— Work item —
Looking at the listing below, give the number of lines in which the string "name" appears, and add nothing else.
======== Records supplied
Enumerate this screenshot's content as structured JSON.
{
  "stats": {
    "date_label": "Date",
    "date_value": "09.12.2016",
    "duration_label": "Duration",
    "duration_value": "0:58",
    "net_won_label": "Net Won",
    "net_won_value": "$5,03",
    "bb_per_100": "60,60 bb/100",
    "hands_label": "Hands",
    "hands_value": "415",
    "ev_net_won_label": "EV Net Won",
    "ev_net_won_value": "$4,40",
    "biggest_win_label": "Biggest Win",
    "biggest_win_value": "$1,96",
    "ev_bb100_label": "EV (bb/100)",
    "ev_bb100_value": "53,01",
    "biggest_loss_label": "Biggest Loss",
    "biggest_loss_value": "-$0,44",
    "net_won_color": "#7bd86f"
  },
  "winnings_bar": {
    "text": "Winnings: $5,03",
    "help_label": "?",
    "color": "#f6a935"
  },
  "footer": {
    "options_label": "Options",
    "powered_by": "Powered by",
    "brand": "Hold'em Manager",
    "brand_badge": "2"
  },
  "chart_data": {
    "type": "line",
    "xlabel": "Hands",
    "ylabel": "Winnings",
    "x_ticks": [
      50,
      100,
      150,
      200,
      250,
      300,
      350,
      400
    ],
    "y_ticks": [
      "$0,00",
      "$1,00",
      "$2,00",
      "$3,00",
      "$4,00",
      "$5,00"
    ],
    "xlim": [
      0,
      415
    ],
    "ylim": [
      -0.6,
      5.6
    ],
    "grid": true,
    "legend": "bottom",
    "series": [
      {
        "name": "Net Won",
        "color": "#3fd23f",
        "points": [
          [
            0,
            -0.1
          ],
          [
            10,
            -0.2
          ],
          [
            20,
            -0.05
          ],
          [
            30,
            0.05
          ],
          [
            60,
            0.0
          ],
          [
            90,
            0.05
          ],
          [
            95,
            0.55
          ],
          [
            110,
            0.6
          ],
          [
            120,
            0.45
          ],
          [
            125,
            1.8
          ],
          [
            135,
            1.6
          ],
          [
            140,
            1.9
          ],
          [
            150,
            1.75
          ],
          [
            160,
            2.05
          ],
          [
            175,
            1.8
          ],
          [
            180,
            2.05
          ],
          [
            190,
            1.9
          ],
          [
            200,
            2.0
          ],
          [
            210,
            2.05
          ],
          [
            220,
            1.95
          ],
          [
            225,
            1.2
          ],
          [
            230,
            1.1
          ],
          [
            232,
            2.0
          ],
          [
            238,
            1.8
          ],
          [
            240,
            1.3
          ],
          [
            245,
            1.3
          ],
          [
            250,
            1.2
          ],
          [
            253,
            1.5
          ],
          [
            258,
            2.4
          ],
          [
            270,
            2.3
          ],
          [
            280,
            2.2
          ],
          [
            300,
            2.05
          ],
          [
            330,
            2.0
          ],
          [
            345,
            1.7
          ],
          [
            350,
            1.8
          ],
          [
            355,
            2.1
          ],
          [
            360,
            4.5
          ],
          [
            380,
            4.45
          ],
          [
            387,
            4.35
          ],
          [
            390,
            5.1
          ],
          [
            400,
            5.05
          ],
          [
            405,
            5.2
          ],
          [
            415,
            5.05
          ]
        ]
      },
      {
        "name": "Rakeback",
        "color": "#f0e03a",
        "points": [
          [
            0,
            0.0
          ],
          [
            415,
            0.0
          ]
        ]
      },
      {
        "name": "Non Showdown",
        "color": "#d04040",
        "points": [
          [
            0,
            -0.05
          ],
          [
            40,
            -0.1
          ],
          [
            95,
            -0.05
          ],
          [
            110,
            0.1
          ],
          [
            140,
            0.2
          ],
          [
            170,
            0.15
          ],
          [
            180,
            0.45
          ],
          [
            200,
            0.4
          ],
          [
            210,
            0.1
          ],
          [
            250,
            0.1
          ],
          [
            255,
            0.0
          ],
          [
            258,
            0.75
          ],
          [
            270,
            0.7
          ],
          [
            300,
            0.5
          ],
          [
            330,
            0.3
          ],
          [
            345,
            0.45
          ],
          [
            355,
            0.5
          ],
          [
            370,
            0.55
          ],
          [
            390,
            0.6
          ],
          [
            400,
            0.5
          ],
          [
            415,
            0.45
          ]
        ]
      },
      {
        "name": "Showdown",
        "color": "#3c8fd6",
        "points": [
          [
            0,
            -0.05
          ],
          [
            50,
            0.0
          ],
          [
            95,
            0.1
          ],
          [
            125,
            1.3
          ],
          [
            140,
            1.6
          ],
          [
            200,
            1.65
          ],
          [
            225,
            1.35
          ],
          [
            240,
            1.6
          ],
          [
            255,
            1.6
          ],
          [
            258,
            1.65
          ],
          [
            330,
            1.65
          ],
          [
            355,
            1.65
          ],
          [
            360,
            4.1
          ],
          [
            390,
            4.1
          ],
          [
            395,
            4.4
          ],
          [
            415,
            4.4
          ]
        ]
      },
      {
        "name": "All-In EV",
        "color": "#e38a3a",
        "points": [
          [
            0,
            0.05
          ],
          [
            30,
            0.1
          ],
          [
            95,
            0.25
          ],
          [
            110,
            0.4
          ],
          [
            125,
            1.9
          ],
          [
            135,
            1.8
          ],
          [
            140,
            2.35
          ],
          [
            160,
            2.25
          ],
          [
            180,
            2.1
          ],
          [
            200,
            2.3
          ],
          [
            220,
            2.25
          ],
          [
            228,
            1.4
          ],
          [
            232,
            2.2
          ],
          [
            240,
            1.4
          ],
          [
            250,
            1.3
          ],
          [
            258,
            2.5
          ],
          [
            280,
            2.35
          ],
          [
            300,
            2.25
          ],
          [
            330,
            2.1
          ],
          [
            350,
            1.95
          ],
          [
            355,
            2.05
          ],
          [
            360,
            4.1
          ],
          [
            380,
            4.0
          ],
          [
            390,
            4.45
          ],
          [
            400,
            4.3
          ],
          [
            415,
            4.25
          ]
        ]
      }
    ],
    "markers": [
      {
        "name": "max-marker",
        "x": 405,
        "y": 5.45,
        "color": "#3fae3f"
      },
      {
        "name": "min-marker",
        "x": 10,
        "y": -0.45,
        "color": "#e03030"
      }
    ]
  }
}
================
— Output for this task —
7